→ WORK ITEM: Return each line below holding the string "handle".

→ SUPPLIED DATA:
———

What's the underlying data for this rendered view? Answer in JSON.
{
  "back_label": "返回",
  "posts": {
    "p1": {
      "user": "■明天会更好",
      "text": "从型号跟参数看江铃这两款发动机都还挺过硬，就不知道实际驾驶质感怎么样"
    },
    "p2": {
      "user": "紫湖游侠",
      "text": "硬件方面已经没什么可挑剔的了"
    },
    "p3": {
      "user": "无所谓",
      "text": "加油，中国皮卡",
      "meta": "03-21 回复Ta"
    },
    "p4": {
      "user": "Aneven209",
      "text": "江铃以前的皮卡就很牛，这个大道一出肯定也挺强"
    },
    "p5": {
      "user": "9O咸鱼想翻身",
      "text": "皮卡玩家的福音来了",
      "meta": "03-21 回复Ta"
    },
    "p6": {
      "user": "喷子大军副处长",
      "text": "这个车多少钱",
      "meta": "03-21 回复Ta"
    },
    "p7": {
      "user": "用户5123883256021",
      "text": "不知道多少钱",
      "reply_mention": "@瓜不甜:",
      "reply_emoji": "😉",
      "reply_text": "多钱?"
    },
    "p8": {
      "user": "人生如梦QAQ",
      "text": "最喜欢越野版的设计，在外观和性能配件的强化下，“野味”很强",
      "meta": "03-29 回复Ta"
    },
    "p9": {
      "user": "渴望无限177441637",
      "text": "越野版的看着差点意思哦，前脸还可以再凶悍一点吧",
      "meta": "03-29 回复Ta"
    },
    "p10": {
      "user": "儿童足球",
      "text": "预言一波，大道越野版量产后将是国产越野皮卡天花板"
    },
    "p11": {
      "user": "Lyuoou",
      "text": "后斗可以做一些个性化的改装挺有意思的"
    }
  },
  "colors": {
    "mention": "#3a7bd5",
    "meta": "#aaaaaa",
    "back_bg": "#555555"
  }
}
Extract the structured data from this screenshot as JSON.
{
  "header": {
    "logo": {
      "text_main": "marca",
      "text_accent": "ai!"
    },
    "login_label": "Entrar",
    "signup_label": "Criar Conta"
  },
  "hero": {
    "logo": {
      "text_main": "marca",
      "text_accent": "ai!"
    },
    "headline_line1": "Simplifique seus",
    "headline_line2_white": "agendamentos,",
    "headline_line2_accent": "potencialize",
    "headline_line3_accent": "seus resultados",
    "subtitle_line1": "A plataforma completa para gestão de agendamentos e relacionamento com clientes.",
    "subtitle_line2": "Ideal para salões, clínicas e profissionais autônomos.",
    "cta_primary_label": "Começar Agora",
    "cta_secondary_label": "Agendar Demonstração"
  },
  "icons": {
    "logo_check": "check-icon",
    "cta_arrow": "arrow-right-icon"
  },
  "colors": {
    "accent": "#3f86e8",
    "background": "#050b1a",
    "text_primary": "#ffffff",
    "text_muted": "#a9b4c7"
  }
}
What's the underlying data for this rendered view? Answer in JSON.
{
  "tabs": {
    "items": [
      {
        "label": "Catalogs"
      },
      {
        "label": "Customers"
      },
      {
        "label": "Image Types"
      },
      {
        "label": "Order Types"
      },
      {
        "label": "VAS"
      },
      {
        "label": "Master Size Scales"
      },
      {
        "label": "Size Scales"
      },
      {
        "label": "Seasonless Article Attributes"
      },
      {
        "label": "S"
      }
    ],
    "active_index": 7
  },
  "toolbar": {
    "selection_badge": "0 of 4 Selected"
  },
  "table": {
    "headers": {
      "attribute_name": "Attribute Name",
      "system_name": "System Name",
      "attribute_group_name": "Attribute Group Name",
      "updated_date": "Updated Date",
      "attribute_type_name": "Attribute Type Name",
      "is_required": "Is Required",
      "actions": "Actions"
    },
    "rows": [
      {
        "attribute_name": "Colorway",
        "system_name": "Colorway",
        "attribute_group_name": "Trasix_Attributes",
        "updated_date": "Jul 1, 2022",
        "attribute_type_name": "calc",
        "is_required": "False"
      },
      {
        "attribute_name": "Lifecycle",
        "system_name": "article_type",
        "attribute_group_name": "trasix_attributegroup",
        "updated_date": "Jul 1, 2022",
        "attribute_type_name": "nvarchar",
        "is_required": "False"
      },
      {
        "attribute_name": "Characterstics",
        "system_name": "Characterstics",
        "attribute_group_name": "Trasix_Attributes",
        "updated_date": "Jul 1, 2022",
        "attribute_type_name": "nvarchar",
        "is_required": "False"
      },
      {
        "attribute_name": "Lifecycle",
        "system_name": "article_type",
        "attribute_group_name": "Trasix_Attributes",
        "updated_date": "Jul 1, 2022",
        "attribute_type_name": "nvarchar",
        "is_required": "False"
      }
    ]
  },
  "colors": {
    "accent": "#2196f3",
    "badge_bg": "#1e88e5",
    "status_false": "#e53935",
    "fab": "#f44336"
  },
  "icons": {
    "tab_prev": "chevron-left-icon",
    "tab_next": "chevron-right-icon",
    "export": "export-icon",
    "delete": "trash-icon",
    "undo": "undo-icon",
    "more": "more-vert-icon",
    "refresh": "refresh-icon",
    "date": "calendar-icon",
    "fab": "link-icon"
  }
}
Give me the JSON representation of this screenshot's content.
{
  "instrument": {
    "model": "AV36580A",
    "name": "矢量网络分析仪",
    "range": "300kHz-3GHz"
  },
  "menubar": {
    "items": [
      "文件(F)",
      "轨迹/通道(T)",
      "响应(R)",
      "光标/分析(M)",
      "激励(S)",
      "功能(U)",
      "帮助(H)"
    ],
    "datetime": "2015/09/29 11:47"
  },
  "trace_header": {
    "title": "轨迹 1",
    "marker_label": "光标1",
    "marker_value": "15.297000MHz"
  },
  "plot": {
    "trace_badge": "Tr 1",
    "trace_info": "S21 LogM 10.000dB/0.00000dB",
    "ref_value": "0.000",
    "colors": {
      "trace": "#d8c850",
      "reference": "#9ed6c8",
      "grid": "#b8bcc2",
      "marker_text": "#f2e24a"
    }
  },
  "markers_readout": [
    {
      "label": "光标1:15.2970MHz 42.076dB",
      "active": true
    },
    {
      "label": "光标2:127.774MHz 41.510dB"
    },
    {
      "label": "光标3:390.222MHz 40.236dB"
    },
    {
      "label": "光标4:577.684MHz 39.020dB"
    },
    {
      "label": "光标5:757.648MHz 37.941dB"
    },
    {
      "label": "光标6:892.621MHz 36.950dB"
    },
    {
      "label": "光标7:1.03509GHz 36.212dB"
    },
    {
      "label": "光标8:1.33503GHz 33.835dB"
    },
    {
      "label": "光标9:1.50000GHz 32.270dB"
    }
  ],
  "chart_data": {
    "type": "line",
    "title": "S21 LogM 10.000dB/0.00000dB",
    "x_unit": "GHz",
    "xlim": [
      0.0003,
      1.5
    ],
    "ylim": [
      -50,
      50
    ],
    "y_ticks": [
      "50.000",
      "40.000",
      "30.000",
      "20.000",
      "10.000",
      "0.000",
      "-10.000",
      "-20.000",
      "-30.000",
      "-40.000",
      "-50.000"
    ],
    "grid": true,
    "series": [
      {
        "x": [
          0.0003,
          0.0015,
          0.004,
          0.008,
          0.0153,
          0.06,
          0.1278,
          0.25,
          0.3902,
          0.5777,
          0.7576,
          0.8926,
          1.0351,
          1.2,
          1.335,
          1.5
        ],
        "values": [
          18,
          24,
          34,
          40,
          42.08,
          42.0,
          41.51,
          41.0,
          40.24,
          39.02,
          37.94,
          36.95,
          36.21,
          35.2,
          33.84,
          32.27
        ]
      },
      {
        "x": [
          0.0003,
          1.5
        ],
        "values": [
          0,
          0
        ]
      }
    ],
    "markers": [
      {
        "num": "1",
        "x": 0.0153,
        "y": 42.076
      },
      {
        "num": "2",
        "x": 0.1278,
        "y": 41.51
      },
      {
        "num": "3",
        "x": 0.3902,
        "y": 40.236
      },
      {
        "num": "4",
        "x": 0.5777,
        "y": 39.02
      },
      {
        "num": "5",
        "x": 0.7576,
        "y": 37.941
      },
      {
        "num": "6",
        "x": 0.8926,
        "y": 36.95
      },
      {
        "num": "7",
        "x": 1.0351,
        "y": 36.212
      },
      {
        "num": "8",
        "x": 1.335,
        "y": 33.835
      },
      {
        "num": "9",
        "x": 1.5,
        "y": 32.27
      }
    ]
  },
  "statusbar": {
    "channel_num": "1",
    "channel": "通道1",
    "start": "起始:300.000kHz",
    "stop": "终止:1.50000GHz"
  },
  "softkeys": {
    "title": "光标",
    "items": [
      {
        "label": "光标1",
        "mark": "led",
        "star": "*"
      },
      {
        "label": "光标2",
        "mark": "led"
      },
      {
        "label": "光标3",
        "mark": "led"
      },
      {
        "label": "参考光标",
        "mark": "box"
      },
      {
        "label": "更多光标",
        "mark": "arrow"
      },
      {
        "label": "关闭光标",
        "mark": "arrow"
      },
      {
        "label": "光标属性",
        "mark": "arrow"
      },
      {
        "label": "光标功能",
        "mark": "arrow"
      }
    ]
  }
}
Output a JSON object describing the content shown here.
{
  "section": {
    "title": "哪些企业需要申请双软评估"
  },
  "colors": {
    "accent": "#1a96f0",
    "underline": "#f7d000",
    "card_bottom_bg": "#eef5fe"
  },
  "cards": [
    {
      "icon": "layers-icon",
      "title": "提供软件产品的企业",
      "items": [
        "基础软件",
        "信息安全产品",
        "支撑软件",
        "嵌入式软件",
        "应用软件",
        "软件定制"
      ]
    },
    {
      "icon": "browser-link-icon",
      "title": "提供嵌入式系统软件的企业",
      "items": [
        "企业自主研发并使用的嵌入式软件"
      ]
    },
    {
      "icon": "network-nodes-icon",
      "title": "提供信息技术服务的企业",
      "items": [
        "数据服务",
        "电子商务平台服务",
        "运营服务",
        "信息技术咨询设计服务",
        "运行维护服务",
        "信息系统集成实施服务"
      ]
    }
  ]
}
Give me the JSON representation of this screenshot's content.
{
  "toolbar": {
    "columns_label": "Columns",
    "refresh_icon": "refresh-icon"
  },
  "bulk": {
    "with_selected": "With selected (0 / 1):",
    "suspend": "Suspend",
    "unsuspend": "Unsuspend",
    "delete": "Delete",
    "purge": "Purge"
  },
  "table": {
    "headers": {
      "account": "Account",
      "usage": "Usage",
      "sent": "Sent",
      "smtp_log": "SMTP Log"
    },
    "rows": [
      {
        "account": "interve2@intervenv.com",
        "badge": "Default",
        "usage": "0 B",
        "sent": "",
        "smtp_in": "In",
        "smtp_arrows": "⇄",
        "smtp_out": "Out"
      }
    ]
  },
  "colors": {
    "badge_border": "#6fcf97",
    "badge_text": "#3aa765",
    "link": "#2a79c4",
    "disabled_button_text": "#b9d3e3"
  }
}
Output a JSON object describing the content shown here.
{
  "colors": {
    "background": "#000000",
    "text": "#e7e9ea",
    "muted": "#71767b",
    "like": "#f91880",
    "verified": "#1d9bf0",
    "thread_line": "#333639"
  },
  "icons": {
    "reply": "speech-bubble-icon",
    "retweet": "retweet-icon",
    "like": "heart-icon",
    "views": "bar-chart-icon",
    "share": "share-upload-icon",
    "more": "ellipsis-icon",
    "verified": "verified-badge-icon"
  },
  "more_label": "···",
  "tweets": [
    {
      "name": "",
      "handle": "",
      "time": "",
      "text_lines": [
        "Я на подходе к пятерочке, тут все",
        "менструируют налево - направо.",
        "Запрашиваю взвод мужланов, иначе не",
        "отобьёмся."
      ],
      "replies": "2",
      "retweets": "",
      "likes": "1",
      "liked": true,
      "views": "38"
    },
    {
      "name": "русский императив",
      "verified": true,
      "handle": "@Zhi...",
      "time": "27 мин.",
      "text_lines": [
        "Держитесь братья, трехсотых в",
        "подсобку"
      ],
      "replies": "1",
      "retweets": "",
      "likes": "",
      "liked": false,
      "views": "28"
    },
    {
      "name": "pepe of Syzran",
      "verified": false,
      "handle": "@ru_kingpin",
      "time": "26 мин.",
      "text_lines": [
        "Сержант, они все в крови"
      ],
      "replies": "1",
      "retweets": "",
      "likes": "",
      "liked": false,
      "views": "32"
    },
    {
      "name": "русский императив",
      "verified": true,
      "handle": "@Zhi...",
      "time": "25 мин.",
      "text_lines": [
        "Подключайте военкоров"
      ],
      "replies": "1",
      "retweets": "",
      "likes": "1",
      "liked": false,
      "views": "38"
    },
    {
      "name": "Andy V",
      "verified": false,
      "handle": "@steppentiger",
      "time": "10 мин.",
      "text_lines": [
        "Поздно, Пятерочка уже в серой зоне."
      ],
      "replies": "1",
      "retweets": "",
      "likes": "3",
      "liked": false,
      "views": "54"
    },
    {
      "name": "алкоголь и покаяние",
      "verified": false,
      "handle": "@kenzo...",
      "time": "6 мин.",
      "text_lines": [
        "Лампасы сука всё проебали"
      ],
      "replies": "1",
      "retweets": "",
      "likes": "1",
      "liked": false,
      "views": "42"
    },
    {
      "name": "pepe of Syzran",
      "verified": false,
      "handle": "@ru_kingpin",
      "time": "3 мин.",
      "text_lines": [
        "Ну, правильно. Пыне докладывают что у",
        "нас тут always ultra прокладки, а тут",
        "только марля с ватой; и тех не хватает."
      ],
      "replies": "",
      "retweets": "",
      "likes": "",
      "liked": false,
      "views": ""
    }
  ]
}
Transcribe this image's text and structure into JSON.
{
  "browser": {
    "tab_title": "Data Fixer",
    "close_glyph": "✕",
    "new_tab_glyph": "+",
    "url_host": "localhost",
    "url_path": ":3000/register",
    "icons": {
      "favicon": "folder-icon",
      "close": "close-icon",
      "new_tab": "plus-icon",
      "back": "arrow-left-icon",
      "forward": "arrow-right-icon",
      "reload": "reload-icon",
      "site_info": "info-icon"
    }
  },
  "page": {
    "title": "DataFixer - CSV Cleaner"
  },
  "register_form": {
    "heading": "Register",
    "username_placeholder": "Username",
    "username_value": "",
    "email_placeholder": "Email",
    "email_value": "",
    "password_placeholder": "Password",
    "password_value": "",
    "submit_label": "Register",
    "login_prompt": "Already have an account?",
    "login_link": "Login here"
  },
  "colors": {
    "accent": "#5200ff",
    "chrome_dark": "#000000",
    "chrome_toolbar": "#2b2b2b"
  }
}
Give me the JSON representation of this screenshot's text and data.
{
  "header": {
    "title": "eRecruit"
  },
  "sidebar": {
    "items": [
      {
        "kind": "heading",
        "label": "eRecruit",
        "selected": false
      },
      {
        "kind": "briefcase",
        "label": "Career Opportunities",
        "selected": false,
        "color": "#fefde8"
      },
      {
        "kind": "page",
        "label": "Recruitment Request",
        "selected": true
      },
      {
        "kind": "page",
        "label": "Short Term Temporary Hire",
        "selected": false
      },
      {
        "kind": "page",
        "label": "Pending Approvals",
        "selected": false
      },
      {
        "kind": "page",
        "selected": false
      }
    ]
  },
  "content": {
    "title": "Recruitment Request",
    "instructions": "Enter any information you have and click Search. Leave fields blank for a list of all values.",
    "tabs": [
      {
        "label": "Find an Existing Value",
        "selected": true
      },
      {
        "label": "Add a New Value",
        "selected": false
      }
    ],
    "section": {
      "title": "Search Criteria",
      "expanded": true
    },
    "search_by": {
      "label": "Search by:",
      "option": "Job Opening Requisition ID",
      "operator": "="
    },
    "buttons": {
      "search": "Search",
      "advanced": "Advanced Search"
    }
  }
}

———

→ EXPECTED ANSWER:
      "handle": "",
      "handle": "@Zhi...",
      "handle": "@ru_kingpin",
      "handle": "@Zhi...",
      "handle": "@steppentiger",
      "handle": "@kenzo...",
      "handle": "@ru_kingpin",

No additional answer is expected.